Secretary of State, Antony Blinken, yesterday wrapped up his third Middle East tour since the war broke out. The US says it's pushing for another pause in fighting and for remaining hostages held by Hamas to be released.

If you haven't caught up yet with the Golden Bachelor on your DVR, here's a spoiler warning, but the world learned Thursday night that Gary Turner, the 72-year-old star of the season, is engaged to contestant Theresa Nist, who herself is 70. The couple sat down with USA Today's Brian Alexander to discuss the hit show and what's next for them.

Theresa Nist:

That was crazy.

Gary:

It was. That's unnatural.

Theresa Nist:

Yes.

Gary:

To have that big a secret and have to keep it for that long.

Theresa Nist:

I was able to go home and just scream to the rooftops with my daughter and her husband, and actually the three little boys kept this secret this entire time.

Bryan Alexander:

I know.

Theresa Nist:

But I kept it from the rest of the world and my two sisters who drove me crazy every day. "Theresa, tell me. Tell me. Tell me."

Bryan Alexander:

Theresa knew they had a spark, but was surprised when Gary chose her.

Theresa Nist:

Oh, so surprised. I mean, really. When I was walking down to see whether... It was in my mind. A million things were going through my mind. Is he going to ask me to marry him? Is he going to ask Leslie? Will he ask no one? It was nerve wracking walking down to him to find out, and very, yeah, how surprised, because after he told me, he started out pretty poorly making it sound like he was saying goodbye to me, and my heart pretty much stopped and I said, "Oh, he's saying goodbye. I can't believe this. Oh my gosh. Oh my gosh. Someone come and take me away." I really felt that for I don't know how long, and then he quickly recovered. It was amazing when he actually asked me. So, yeah.

Bryan Alexander:

As to what it was like watching Gary court other women at the same time?

Theresa Nist:

You know what? We had discussed the entire whole journey, so I really knew, but to see it on TV, it was a little more impactful. But we had discussed everything, and so I just had to absorb it after I actually saw it. But I knew the process. I knew that this was a journey that he had to take and that he had to fully explore it with every woman, or he would've done himself a disservice.

Gary:

That's very much indicative of something I was going to say too. Theresa deserves so much credit for being unselfish and open-minded and not jealous about things that occurred, because I really did have concerns, that if she's watching this, I would feel awful, and I thought she would feel awful about certain things. She did not and it is so, so big-

Theresa Nist:

Yeah, thank you.

Gary:

... that she was able to keep that frame of mind.

Theresa Nist:

I think I felt so secure in our love that I was able to deal with that.

Bryan Alexander:

Both say they're now in it for the long haul.

Gary:
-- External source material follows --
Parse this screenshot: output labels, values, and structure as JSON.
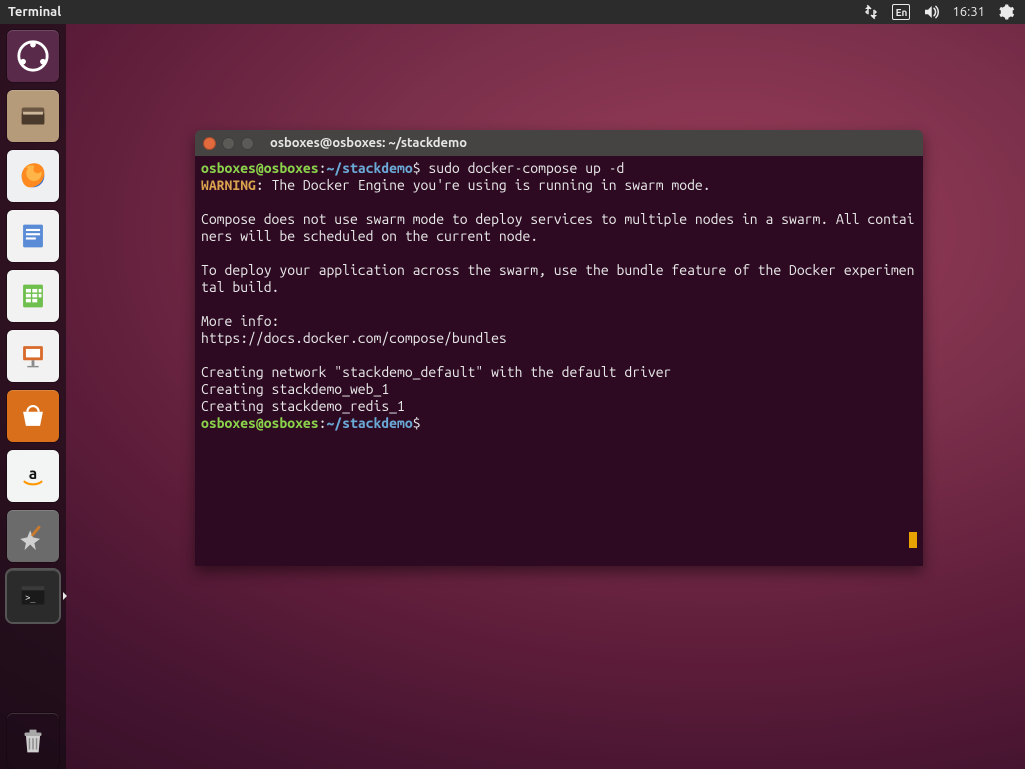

I committed to Theresa that I would not ask her to marry me if I wasn't 1,000% committed to it, and I am now as I was at that moment, 1,000%. When you're older, the clock ticks a little faster, so you realize that, hey, like Theresa said, if you love someone, say it.

Taylor Wilson:

You can find more of their conversation with a link in today's show notes.

Thanks for listening to The Excerpt. You can get the podcast wherever you get your audio. If you use a smart speaker, just ask for The Excerpt. You can hear Dana Taylor in for the Sunday edition tomorrow, and I'll be back Monday with more of The Excerpt from USA Today.

This article originally appeared on USA TODAY: The Excerpt podcast: Sandra Day O'Connor dies at 93